Every entry needs to be written out again exactly.
--- Material for this exercise ---
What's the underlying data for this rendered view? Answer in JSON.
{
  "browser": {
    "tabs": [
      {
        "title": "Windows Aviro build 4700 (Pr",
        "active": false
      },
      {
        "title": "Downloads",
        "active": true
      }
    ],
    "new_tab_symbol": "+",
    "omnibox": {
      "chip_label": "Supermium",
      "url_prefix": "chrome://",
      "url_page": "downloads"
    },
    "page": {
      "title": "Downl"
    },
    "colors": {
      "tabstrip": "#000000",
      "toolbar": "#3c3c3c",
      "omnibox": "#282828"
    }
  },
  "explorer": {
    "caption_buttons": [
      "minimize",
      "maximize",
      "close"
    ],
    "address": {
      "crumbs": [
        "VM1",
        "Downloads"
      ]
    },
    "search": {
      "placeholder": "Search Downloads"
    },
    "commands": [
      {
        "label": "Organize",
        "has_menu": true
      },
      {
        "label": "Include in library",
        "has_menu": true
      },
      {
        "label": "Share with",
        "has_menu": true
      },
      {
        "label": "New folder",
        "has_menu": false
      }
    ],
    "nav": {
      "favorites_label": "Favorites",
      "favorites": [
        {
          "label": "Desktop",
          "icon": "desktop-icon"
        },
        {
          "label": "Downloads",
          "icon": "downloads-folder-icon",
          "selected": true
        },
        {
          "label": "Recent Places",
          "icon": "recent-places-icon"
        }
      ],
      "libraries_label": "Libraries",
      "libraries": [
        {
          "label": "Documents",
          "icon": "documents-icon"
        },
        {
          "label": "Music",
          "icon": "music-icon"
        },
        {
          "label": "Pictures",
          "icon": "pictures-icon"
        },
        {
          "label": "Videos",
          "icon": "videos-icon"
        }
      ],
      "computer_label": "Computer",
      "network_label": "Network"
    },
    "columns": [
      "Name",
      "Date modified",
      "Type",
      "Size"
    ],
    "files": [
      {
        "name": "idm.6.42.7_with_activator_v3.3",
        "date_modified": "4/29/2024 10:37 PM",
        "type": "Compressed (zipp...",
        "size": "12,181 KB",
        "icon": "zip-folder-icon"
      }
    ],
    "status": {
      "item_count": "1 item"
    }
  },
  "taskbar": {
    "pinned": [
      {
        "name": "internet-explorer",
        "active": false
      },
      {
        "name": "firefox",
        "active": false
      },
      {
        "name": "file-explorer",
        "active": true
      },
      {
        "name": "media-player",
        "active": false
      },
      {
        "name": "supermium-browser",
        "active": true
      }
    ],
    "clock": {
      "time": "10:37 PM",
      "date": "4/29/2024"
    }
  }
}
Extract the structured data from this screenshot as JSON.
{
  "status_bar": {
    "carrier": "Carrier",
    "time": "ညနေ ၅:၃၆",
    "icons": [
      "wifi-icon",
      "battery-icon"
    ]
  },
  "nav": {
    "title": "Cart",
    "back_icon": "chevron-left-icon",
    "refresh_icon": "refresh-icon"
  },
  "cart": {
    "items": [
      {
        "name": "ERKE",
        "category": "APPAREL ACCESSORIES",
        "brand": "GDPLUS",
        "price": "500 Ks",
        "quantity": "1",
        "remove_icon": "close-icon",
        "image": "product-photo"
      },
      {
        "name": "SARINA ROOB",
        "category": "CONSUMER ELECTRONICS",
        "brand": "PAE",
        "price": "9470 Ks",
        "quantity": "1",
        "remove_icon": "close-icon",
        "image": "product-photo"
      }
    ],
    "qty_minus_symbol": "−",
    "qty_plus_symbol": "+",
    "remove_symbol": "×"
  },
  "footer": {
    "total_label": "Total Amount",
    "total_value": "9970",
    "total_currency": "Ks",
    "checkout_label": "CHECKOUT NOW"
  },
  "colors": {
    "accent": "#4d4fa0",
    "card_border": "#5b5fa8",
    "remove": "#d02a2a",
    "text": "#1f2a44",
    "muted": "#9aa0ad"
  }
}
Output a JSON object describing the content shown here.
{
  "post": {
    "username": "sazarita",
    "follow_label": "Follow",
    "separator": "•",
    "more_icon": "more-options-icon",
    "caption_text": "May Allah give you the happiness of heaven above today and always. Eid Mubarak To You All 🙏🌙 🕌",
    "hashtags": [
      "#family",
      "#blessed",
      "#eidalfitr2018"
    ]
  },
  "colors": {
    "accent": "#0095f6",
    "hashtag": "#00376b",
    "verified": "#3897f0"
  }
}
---
→ Task result
What's the underlying data for this rendered view? Answer in JSON.
{
  "browser": {
    "tabs": [
      {
        "title": "Windows Aviro build 4700 (Pr",
        "active": false
      },
      {
        "title": "Downloads",
        "active": true
      }
    ],
    "new_tab_symbol": "+",
    "omnibox": {
      "chip_label": "Supermium",
      "url_prefix": "chrome://",
      "url_page": "downloads"
    },
    "page": {
      "title": "Downl"
    },
    "colors": {
      "tabstrip": "#000000",
      "toolbar": "#3c3c3c",
      "omnibox": "#282828"
    }
  },
  "explorer": {
    "caption_buttons": [
      "minimize",
      "maximize",
      "close"
    ],
    "address": {
      "crumbs": [
        "VM1",
        "Downloads"
      ]
    },
    "search": {
      "placeholder": "Search Downloads"
    },
    "commands": [
      {
        "label": "Organize",
        "has_menu": true
      },
      {
        "label": "Include in library",
        "has_menu": true
      },
      {
        "label": "Share with",
        "has_menu": true
      },
      {
        "label": "New folder",
        "has_menu": false
      }
    ],
    "nav": {
      "favorites_label": "Favorites",
      "favorites": [
        {
          "label": "Desktop",
          "icon": "desktop-icon"
        },
        {
          "label": "Downloads",
          "icon": "downloads-folder-icon",
          "selected": true
        },
        {
          "label": "Recent Places",
          "icon": "recent-places-icon"
        }
      ],
      "libraries_label": "Libraries",
      "libraries": [
        {
          "label": "Documents",
          "icon": "documents-icon"
        },
        {
          "label": "Music",
          "icon": "music-icon"
        },
        {
          "label": "Pictures",
          "icon": "pictures-icon"
        },
        {
          "label": "Videos",
          "icon": "videos-icon"
        }
      ],
      "computer_label": "Computer",
      "network_label": "Network"
    },
    "columns": [
      "Name",
      "Date modified",
      "Type",
      "Size"
    ],
    "files": [
      {
        "name": "idm.6.42.7_with_activator_v3.3",
        "date_modified": "4/29/2024 10:37 PM",
        "type": "Compressed (zipp...",
        "size": "12,181 KB",
        "icon": "zip-folder-icon"
      }
    ],
    "status": {
      "item_count": "1 item"
    }
  },
  "taskbar": {
    "pinned": [
      {
        "name": "internet-explorer",
        "active": false
      },
      {
        "name": "firefox",
        "active": false
      },
      {
        "name": "file-explorer",
        "active": true
      },
      {
        "name": "media-player",
        "active": false
      },
      {
        "name": "supermium-browser",
        "active": true
      }
    ],
    "clock": {
      "time": "10:37 PM",
      "date": "4/29/2024"
    }
  }
}
Extract the structured data from this screenshot as JSON.
{
  "status_bar": {
    "carrier": "Carrier",
    "time": "ညနေ ၅:၃၆",
    "icons": [
      "wifi-icon",
      "battery-icon"
    ]
  },
  "nav": {
    "title": "Cart",
    "back_icon": "chevron-left-icon",
    "refresh_icon": "refresh-icon"
  },
  "cart": {
    "items": [
      {
        "name": "ERKE",
        "category": "APPAREL ACCESSORIES",
        "brand": "GDPLUS",
        "price": "500 Ks",
        "quantity": "1",
        "remove_icon": "close-icon",
        "image": "product-photo"
      },
      {
        "name": "SARINA ROOB",
        "category": "CONSUMER ELECTRONICS",
        "brand": "PAE",
        "price": "9470 Ks",
        "quantity": "1",
        "remove_icon": "close-icon",
        "image": "product-photo"
      }
    ],
    "qty_minus_symbol": "−",
    "qty_plus_symbol": "+",
    "remove_symbol": "×"
  },
  "footer": {
    "total_label": "Total Amount",
    "total_value": "9970",
    "total_currency": "Ks",
    "checkout_label": "CHECKOUT NOW"
  },
  "colors": {
    "accent": "#4d4fa0",
    "card_border": "#5b5fa8",
    "remove": "#d02a2a",
    "text": "#1f2a44",
    "muted": "#9aa0ad"
  }
}
Output a JSON object describing the content shown here.
{
  "post": {
    "username": "sazarita",
    "follow_label": "Follow",
    "separator": "•",
    "more_icon": "more-options-icon",
    "caption_text": "May Allah give you the happiness of heaven above today and always. Eid Mubarak To You All 🙏🌙 🕌",
    "hashtags": [
      "#family",
      "#blessed",
      "#eidalfitr2018"
    ]
  },
  "colors": {
    "accent": "#0095f6",
    "hashtag": "#00376b",
    "verified": "#3897f0"
  }
}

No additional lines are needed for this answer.